**Instructions for the task**
Which lines in the records below contain the word "true"? Copy each one out.

*** Block opens ***

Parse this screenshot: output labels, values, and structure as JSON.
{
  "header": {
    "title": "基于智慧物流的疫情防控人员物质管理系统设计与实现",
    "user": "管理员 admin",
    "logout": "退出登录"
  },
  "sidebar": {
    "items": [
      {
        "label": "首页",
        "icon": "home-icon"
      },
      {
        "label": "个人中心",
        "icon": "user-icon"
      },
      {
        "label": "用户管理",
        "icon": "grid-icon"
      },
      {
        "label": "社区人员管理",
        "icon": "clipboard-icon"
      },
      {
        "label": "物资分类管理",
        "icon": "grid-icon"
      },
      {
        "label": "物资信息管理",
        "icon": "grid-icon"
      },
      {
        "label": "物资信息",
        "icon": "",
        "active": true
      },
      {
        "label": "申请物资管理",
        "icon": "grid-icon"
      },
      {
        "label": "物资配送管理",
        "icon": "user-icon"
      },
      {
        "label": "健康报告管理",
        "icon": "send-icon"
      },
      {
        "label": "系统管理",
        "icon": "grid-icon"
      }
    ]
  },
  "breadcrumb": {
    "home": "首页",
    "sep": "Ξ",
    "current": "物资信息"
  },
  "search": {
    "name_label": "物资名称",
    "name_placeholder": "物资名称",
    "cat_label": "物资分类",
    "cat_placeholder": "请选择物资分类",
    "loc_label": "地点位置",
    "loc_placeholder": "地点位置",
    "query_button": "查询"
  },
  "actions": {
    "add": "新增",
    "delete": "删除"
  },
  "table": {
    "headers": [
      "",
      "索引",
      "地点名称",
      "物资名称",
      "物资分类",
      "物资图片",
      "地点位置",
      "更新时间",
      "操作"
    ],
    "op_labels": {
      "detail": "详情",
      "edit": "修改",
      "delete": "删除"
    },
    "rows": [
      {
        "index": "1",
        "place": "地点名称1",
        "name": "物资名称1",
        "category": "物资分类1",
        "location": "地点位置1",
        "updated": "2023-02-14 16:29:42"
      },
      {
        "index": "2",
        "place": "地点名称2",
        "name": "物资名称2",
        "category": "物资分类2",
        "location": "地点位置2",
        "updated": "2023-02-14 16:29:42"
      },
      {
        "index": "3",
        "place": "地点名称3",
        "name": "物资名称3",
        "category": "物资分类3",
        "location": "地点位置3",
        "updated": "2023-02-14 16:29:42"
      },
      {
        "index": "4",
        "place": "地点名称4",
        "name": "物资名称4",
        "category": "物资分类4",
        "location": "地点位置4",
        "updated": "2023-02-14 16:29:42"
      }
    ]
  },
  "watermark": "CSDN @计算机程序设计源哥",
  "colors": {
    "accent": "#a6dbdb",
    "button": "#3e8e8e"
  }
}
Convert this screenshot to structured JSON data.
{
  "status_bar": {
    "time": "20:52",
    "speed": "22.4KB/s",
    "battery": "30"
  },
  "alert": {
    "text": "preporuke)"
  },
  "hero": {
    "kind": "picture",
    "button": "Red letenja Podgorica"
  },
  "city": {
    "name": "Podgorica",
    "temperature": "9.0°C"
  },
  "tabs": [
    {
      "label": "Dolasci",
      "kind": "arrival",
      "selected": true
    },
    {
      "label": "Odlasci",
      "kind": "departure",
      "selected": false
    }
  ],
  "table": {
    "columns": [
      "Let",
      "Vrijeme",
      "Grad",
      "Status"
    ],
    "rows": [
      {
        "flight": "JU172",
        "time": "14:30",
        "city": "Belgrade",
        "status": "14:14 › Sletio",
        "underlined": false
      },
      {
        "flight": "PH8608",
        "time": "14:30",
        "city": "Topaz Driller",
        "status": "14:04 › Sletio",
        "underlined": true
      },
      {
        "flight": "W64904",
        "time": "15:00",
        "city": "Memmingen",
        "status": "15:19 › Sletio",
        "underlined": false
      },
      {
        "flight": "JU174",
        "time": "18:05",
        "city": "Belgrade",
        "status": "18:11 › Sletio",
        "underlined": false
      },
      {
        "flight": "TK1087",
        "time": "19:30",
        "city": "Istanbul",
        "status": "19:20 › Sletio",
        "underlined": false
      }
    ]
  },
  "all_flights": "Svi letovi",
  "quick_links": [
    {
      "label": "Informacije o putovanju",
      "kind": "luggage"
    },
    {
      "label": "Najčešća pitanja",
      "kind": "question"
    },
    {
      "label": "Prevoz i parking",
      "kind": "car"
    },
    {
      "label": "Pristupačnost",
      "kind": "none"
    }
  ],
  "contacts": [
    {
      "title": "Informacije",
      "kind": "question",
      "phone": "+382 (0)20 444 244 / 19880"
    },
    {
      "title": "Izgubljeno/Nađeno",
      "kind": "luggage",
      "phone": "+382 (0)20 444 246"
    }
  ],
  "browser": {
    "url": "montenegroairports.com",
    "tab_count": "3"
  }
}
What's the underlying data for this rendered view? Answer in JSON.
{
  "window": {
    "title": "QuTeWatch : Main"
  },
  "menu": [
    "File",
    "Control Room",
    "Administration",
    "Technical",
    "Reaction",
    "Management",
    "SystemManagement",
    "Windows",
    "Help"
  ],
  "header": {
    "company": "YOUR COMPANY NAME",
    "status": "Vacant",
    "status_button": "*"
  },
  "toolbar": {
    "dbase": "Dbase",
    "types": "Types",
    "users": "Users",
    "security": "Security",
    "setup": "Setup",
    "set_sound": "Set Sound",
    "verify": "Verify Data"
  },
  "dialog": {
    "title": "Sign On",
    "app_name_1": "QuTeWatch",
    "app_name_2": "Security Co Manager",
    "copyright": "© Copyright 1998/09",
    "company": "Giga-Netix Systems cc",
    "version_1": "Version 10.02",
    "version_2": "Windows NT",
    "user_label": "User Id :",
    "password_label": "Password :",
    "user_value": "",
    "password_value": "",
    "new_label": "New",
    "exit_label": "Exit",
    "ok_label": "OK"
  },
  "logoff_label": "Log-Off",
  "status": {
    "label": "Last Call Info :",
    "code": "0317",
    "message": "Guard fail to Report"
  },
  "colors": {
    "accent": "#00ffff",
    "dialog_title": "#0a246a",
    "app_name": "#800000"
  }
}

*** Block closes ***

**Reply to the exercise**
        "active": true
      "selected": true
        "underlined": true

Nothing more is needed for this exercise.